Pollutants in water making fish work harder just to stay alive, study suggests

A new study has found pharmaceuticals and other contaminants are forcing Hamilton's fish to work harder to survive.

Researchers say fish exposed to contaminates required more oxygen and nutrients to function

Researchers at McMaster University were interested in understanding how fish were being impacted by effluent from wastewater treatment plants. Specifically they were interested in working in the Dundas Wastewater Treatment Plant because it's so close to Cootes Paradise. (Submitted by Graham Scott)

A new study has found pharmaceuticals and other contaminants are forcing Hamilton's fish to work harder to survive.

A team of researchers from McMaster University have found that when exposed to elevated levels of pollutants in water, fish are burning more energy that would otherwise go towards vital functions, ultimately making them more vulnerable.

"The evidence is mounting that these sorts of chemicals are having impacts on the natural environment," said Graham Scott, a biologist at McMaster University and senior author of the paper that was published in the journal Environmental Science and Technology on Jan. 16.

Field research for the study was conducted over a three-week period in 2016, when researchers put wild sunfish in cages at different points downstream from the Dundas Wastewater Treatment Plant, before bringing them back to the lab to be observed.

"Specifically we were interested in working in the Dundas Wastewater Treatment Plant because it's so close to Cootes Paradise marsh, which is of course an important natural environment," said Scott.

Researchers placed wild sunfish in cages at different points downstream from the Dundas Wastewater Treatment Plant for three weeks of the summer in 2016. (Submitted by Graham Scott)

Once in the lab, they compared the metabolism of the fish exposed to the wastewater to the fish held in unpolluted water.

Researchers measured how much oxygen the fish were consuming to get an indication of what their metabolism was.

Our wastewater treatment plants are definitely having impacts on the fish that live close by and many wastewater treatment plants release their effluent into water.- Graham Scott, biologist, McMaster University

Scott says the fish exposed to contaminants required more oxygen, meaning they require more nutrients just to stay alive.

According to Scott, the fish had to work at least 30 per cent harder to survive. 

"It means they won't have as much energy available to support the other important things that a fish needs to do like move around and interact with other fish whether it be for defending territories or for finding mates," said Scott.

"It might not have as much available to get away from predators, to do all the things that a fish needs to do to be a healthy, happy fish in the wild."

Scott says we need to think about how wastewater treatment plants are going to work in the future, because a natural environment like Cootes Paradise is important to both many different animals and people.

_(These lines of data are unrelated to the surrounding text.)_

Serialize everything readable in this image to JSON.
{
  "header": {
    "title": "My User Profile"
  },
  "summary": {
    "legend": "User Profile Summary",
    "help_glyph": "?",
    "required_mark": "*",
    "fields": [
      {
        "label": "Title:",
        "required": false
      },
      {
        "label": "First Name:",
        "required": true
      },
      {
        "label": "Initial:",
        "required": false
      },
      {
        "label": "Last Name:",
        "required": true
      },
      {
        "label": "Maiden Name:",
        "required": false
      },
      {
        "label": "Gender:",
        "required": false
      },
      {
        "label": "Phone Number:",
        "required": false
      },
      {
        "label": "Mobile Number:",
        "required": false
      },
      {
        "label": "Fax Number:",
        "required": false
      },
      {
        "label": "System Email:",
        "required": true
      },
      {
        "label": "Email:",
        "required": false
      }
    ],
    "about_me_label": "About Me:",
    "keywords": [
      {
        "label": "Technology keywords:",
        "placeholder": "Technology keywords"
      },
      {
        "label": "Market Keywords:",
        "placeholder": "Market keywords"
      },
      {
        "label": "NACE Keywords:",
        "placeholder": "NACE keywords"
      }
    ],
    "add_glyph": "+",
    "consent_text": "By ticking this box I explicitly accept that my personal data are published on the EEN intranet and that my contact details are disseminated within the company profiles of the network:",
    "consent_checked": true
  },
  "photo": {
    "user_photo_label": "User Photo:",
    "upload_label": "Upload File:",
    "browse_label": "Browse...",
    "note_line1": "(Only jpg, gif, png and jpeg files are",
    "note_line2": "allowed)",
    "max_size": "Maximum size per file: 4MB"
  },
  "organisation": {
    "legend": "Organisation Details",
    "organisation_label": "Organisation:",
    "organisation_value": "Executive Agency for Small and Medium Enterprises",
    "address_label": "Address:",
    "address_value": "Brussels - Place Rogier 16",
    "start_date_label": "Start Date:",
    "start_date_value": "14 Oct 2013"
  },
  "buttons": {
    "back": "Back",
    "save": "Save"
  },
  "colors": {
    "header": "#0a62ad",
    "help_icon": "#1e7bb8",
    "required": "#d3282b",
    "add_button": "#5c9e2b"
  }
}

"The most important impact is that it suggests that our wastewater treatment plants are definitely having impacts on the fish that live close by and many wastewater treatment plants release their effluent into water that are natural environments," said Scott.